Implants are therefore subject to very specific surface finish requirements. The surfaces are often mechanically polished to a high finish followed by electro-polishing. This enhances the corrosion resistance and improves fatigue life. Electro-polished finishes render a chemically clean, smooth surface.

Implants are also subject to stringent cleaning regimes in order to remove microbiological contamination, which could add risk to the patient.

Leaching of metal compounds when in contact with body tissue and fluids remain a debatable issue, which concerned medical staff when their patients have exhibited allergies attributable to specific metals such as nickel.


As with the food and beverage industry, pharmaceutical applications also demand that the materials of construction be corrosion resistant and sufficiently robust to withstand the service environment. Once again, inert surfaces are required to minimise the risk of any chemical leaching or chemical reaction with the product. Stainless steel is widely used in the pharmaceuticals industry, because of its corrosion resistance and inert surfaces which are easily cleaned, and the added advantage of ease of fabrication.

Grade 316 is the most widely used stainless steel in pharmaceutical plant and is considered globally as the industry standard. However, materials for each application are selected on the Medical equipment must be able to withstand sterilising techniques and still remain hygienic basis of their resistance to corrosion in a specific service environment. The selection of a suitable grade of stainless steel will include consideration of the cleaning regime and chemicals to be used.

The operational process of the plant will indicate whether continuous with a “clean in place” (CIP) system or batch operation with shutdowns to clean the plant is employed. This will also influence the choice of material.

The austenitic stainless steel grade 304 is used in mild corrosive environments with chloride content lower than 250 mg/l, whilst grade 316 is to be used with chloride levels up to 500 mg/l.

At higher chloride levels, especially when combined with increased operating temperatures, the duplex stainless steel grades such as 2205 and 2304 should be considered for its resistance to stress corrosion- cracking.


It has been shown in the preceding sections that stainless steel has the mechanical and physical properties combined with superior corrosion resistance to be suitable for all the applications as discussed.

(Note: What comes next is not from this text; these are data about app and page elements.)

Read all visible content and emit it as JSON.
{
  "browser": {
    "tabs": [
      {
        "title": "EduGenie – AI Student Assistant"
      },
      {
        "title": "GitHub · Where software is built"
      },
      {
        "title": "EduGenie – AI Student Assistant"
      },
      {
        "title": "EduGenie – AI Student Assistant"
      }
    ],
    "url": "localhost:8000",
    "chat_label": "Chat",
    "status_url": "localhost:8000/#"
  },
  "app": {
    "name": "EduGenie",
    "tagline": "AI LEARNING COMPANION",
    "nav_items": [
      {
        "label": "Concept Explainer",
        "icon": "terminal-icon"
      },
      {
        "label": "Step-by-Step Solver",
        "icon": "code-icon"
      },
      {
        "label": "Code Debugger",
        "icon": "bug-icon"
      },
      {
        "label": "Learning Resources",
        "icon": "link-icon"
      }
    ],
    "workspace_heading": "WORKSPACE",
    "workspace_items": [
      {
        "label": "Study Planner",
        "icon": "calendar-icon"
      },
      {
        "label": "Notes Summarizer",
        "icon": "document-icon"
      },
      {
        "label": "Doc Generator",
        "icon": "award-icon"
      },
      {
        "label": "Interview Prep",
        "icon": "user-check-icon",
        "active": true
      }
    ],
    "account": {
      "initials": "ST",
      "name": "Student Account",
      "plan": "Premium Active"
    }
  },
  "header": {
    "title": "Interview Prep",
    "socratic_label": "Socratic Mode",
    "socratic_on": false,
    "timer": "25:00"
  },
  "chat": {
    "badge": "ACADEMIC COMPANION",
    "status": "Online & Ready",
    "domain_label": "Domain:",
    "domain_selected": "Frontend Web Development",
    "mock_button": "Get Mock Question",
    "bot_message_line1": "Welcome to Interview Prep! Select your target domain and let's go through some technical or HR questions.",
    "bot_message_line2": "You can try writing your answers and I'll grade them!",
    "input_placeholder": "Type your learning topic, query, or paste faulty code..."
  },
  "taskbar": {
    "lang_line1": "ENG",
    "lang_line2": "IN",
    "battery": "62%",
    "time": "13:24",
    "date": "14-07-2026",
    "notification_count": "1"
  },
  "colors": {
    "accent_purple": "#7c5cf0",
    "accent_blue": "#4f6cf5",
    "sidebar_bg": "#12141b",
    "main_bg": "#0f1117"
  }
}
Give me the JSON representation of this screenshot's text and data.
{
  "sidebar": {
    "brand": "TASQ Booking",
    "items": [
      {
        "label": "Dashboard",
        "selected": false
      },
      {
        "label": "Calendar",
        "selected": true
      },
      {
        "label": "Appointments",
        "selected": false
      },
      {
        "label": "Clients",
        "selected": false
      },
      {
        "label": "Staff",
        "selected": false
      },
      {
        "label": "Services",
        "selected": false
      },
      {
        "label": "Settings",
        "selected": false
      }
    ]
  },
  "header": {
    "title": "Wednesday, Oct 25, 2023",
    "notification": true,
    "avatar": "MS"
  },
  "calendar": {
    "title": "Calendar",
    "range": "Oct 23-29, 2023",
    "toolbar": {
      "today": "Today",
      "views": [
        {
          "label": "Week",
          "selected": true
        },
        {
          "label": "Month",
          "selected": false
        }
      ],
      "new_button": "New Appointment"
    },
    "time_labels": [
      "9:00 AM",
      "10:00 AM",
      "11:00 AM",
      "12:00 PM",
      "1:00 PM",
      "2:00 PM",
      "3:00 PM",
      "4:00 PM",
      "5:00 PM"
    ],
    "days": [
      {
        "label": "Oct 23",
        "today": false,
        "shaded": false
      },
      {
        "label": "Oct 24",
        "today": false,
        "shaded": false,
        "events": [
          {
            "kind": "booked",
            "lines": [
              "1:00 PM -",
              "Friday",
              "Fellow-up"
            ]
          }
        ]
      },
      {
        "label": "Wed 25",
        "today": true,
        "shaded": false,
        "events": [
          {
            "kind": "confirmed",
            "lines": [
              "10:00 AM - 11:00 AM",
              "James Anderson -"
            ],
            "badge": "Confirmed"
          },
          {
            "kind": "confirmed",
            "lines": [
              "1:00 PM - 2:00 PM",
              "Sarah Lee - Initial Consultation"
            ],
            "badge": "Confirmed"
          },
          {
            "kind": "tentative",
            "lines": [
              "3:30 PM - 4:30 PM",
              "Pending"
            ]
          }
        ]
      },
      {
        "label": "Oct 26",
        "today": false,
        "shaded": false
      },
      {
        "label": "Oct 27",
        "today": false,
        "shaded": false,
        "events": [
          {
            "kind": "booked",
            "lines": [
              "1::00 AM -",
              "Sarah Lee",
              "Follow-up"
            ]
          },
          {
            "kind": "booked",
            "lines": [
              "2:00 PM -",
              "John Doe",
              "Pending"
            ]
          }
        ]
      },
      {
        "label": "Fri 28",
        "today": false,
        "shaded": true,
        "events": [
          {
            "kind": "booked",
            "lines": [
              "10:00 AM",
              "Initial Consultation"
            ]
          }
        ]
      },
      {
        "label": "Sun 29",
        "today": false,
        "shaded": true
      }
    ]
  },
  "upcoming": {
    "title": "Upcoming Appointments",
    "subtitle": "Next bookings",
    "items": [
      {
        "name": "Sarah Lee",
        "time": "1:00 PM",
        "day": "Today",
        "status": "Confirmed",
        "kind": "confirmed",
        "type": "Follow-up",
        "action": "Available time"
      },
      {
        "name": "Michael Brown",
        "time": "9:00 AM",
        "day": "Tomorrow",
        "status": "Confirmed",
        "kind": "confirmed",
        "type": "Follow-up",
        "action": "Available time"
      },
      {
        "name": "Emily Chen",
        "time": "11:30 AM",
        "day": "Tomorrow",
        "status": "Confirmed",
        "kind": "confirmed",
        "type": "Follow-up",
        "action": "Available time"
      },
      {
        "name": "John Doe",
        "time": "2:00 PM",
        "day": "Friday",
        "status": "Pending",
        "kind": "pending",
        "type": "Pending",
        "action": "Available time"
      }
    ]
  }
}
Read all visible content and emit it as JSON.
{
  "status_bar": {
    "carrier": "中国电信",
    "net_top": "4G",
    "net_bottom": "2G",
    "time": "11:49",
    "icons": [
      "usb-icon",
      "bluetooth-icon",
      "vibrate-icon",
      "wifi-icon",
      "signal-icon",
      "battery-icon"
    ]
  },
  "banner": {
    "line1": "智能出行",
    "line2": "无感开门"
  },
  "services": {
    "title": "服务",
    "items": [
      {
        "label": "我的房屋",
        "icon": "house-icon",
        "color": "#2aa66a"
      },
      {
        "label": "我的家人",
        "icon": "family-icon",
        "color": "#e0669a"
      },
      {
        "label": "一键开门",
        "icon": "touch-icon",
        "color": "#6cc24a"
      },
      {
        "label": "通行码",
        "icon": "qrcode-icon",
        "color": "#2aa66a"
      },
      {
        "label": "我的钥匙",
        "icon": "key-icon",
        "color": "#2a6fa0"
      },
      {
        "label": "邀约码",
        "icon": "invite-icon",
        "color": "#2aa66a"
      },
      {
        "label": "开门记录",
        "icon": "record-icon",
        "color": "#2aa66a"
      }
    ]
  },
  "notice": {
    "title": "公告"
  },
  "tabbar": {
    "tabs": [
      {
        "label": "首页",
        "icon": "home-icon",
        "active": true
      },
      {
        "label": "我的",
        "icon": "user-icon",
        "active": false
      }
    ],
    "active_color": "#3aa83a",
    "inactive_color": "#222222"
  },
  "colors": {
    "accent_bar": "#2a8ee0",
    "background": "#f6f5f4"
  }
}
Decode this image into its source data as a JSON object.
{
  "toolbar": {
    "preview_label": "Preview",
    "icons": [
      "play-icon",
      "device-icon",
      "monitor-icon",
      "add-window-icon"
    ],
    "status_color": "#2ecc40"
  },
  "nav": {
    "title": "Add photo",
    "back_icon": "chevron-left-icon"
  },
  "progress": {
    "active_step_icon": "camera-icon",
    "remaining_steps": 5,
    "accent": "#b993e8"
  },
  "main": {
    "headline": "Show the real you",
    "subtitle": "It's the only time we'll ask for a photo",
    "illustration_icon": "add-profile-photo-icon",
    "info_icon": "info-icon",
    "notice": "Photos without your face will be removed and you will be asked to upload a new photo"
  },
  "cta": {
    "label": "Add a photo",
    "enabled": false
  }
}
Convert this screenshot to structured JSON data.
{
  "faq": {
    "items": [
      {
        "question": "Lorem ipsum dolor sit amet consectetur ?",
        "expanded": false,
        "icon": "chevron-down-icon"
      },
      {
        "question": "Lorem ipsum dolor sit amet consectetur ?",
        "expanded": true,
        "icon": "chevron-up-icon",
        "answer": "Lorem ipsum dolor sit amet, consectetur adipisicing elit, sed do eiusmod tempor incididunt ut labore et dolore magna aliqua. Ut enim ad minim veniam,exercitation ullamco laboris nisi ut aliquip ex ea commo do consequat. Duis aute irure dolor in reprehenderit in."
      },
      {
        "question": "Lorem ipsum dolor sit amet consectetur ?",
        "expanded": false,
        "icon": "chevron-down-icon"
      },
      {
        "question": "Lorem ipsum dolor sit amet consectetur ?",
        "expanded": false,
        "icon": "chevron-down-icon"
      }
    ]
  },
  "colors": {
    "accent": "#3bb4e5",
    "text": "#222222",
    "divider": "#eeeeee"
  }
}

Although corrosion resistance plays a critical role in so-called hygienic surfaces, the true test lies in cleanability, not only to ensure cleanliness from remnants, debris and other possible contaminants, but also to act as an effective barrier to bacteriological contamination.

When considering the cleanability of stainless steel compared with other materials such as plastics and porcelain, stainless steel fares best.

Stainless steel is virtually completely free of bacteriological retention after one wash. It is worth noting that natural wood has got better performance than plastics when combating bacteriological contamination. Natural bacteria and enzymes in untreated wood actively attack and destroy  contaminants from biological sources.


Stainless steel provides suitable solutions for industrial and personal hygiene requirements. It has the mechanical and physical properties to comply with structural and engineering demands and provides a safe and healthy environment where delicate and sensitive products can be produced, packaged and stored. The highly corrosive resistant nature of stainless steel gives it an added advantage of no requirement for surface coatings and ease of cleaning and maintenance. As such stainless steel is the preferred material for cost-effective and highly functional components and equipment in any environment with hygiene requirements.